The quantum world is fragile; error correction codes are needed to protect the information stored in a quantum object from the deteriorating effects of noise. Quantum physicists in Innsbruck have developed a protocol to pass quantum information between differently encoded building blocks of a future quantum computer, such as processors and memories. Scientists may use this protocol in the future to build a data bus for quantum computers. The researchers have published their work in the journal Nature Communications.

Future quantum computers will be able to solve problems where conventional computers fail today. We are still far away from any large-scale implementation,...

Im Focus: Wrinkles give heat a jolt in pillared graphene

Rice University researchers test 3-D carbon nanostructures' thermal transport abilities

Pillared graphene would transfer heat better if the theoretical material had a few asymmetric junctions that caused wrinkles, according to Rice University...

All Focus news of the innovation-report >>>

Anzeige

Anzeige

Event News

Ecology Across Borders: International conference brings together 1,500 ecologists

15.11.2017 | Event News

Road into laboratory: Users discuss biaxial fatigue-testing for car and truck wheel

15.11.2017 | Event News

#Berlin5GWeek: The right network for Industry 4.0

30.10.2017 | Event News

 
Latest News

NASA detects solar flare pulses at Sun and Earth

17.11.2017 | Physics and Astronomy

NIST scientists discover how to switch liver cancer cell growth from 2-D to 3-D structures

17.11.2017 | Health and Medicine

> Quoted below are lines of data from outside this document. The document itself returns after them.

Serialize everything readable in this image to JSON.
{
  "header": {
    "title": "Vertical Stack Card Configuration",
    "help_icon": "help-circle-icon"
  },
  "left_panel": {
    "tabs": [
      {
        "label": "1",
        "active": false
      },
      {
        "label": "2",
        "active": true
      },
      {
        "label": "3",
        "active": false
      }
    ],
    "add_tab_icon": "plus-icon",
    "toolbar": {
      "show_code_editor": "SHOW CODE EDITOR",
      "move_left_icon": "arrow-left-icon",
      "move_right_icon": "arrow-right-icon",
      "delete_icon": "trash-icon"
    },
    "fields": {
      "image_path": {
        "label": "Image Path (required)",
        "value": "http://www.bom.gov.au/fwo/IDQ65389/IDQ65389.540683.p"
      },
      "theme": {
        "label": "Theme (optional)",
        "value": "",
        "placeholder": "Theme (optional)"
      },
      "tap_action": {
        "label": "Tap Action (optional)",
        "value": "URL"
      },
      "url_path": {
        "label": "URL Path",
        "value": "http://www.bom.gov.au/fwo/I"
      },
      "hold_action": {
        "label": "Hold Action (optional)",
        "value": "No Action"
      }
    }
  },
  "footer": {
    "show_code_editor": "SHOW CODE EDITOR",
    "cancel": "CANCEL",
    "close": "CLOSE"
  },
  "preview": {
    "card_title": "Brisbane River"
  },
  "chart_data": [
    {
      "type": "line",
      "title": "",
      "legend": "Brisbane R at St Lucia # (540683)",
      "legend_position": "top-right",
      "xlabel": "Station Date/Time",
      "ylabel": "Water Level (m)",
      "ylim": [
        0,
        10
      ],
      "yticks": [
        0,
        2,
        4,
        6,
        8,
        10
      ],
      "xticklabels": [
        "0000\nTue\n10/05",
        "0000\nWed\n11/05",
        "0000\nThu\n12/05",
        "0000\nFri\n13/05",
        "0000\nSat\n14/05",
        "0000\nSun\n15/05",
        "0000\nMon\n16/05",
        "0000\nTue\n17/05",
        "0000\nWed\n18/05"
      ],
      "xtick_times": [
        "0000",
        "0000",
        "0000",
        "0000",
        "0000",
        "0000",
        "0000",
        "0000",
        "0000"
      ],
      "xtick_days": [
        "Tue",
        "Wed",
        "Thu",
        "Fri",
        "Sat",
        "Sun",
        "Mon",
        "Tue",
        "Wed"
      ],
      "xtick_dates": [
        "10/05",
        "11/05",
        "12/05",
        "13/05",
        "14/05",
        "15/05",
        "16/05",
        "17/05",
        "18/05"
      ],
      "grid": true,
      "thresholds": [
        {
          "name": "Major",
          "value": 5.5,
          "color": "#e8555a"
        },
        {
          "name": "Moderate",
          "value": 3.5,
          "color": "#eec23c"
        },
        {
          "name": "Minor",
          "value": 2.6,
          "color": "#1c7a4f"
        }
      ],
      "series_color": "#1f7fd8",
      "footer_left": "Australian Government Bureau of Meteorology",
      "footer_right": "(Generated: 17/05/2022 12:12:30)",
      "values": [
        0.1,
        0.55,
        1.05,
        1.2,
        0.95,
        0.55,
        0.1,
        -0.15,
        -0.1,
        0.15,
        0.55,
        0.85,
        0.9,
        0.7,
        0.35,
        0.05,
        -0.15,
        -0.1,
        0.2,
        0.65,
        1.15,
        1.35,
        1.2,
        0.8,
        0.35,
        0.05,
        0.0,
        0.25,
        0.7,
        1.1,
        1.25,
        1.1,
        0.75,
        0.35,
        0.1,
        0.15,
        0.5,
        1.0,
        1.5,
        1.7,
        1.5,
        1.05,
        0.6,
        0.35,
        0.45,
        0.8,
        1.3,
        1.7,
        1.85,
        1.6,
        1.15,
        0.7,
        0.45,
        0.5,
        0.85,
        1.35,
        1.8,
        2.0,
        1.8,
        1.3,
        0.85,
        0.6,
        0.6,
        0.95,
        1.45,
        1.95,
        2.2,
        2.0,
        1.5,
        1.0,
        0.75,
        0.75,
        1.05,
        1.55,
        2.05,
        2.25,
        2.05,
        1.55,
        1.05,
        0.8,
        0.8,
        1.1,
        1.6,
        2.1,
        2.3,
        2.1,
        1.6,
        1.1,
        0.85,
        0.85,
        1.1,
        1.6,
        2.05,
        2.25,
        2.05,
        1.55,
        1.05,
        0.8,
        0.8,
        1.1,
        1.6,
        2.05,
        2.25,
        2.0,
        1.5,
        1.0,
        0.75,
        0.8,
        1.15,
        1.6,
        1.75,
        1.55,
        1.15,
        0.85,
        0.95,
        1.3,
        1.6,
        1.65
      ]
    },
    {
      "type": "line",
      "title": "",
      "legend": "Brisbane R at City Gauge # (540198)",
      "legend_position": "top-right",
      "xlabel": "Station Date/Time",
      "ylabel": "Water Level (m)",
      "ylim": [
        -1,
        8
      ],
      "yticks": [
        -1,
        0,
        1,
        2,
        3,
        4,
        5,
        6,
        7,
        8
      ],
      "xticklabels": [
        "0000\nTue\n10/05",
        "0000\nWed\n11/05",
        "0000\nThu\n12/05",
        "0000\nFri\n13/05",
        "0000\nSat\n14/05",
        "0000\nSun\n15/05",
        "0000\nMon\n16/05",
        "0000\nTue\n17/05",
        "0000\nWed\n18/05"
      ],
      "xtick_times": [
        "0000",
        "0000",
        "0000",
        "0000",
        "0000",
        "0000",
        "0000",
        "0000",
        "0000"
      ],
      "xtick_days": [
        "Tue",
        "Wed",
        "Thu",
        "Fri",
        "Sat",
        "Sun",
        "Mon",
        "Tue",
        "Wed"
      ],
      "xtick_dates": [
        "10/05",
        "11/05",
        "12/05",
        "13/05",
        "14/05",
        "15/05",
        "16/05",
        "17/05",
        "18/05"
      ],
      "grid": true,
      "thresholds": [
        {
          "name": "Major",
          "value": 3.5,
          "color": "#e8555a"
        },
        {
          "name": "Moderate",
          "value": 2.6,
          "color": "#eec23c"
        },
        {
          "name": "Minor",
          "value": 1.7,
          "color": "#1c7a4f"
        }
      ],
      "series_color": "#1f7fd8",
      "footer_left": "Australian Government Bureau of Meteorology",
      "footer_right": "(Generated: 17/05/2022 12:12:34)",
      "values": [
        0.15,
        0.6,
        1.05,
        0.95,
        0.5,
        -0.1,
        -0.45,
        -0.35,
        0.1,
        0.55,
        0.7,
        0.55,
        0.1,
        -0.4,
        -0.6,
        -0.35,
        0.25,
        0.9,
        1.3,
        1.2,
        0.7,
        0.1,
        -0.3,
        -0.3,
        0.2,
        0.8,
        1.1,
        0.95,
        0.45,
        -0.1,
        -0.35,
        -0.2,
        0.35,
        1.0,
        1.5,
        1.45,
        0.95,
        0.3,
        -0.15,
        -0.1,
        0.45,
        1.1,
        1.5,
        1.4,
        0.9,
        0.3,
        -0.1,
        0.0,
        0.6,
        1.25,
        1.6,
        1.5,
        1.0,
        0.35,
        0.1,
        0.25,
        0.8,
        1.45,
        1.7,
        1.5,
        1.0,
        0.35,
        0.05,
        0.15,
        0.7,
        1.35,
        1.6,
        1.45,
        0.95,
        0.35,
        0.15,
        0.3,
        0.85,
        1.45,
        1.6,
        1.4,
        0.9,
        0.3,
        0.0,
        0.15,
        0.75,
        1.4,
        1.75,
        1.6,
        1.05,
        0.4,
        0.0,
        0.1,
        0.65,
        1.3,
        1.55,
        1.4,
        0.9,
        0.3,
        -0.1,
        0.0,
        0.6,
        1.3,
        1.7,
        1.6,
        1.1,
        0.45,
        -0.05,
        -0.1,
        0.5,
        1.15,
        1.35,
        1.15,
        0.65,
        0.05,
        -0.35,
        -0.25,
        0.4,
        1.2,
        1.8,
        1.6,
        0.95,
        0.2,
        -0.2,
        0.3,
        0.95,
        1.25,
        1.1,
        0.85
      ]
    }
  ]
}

The importance of biodiversity in forests could increase due to climate change

17.11.2017 | Studies and Analyses

VideoLinks
B2B-VideoLinks
More VideoLinks >>>